-------- SOURCE RECORDS --------

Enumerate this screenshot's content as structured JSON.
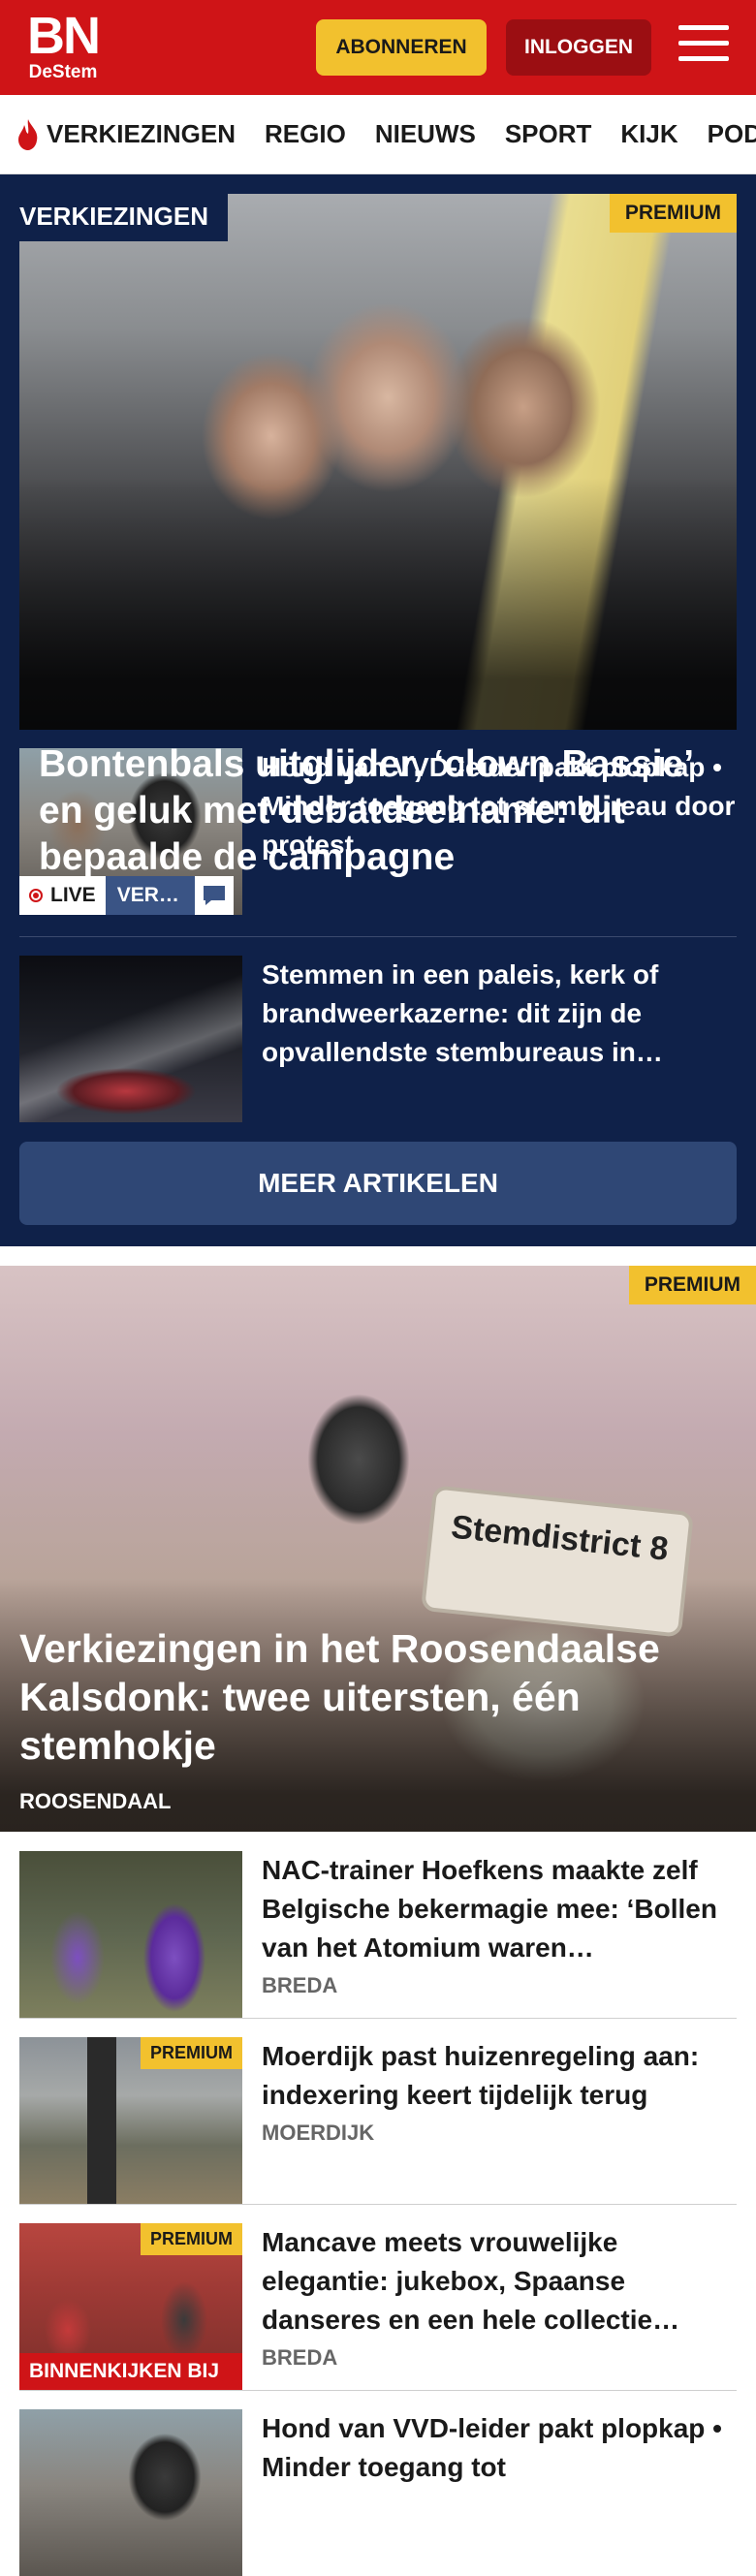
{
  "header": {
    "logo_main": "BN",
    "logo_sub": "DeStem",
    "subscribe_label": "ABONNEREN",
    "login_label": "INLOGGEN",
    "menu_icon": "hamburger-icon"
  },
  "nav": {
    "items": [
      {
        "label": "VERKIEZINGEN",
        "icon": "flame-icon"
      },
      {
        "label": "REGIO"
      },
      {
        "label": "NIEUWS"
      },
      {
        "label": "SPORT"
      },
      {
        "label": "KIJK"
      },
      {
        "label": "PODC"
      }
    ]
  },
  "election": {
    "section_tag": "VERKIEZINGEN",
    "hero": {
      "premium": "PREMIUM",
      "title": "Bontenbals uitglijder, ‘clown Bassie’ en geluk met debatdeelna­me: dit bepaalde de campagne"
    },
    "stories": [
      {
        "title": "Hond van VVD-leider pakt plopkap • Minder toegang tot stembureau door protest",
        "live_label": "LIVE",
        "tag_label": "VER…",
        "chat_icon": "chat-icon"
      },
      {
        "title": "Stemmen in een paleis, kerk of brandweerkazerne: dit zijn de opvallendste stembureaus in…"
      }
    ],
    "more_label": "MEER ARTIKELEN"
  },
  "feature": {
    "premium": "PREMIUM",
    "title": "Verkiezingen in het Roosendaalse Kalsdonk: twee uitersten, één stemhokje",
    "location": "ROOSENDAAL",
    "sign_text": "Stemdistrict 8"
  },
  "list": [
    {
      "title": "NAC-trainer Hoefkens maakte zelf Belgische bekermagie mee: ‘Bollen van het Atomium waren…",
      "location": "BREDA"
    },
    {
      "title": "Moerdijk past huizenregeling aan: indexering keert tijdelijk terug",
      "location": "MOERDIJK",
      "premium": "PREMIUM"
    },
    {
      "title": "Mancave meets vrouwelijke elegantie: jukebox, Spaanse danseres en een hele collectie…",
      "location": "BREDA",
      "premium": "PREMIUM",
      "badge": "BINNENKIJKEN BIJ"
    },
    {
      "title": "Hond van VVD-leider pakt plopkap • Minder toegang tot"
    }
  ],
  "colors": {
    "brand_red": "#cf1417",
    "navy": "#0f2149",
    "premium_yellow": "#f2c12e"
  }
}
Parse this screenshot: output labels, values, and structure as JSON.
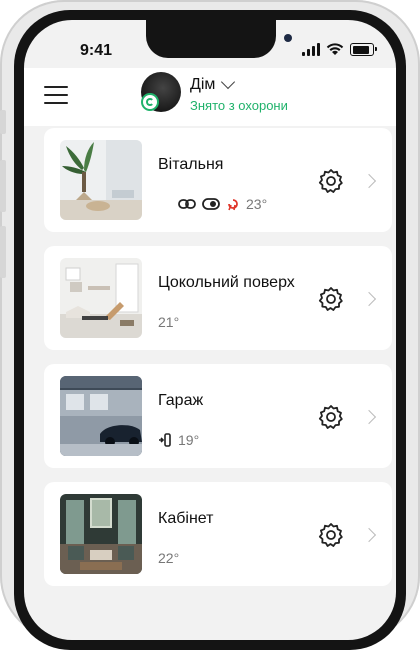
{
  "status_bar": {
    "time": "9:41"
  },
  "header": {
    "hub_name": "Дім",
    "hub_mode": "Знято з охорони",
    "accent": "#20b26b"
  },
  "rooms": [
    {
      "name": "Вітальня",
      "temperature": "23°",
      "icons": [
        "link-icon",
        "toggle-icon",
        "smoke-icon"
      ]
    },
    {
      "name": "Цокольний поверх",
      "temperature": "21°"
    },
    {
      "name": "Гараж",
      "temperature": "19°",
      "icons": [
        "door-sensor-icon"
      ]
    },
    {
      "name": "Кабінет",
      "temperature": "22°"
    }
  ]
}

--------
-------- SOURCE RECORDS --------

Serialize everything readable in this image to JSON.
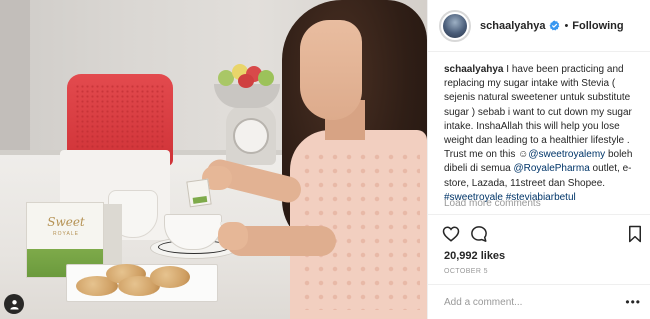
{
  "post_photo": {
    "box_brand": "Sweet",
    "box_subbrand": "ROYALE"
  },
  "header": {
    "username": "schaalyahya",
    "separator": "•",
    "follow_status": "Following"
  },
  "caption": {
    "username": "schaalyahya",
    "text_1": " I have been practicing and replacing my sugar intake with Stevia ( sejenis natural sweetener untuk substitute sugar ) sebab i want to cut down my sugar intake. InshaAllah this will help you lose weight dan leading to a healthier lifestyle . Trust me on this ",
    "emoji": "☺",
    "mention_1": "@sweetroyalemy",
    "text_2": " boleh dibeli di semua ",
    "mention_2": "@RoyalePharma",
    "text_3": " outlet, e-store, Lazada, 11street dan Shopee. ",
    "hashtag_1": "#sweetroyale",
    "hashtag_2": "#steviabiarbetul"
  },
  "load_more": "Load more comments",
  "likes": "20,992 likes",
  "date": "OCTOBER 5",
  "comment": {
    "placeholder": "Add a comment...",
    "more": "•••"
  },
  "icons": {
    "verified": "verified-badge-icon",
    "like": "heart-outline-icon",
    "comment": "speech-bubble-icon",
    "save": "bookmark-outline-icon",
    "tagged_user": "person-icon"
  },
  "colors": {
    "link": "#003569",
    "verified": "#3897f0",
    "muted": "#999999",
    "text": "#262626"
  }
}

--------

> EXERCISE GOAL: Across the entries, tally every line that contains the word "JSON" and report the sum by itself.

> ANSWER SECTION: 3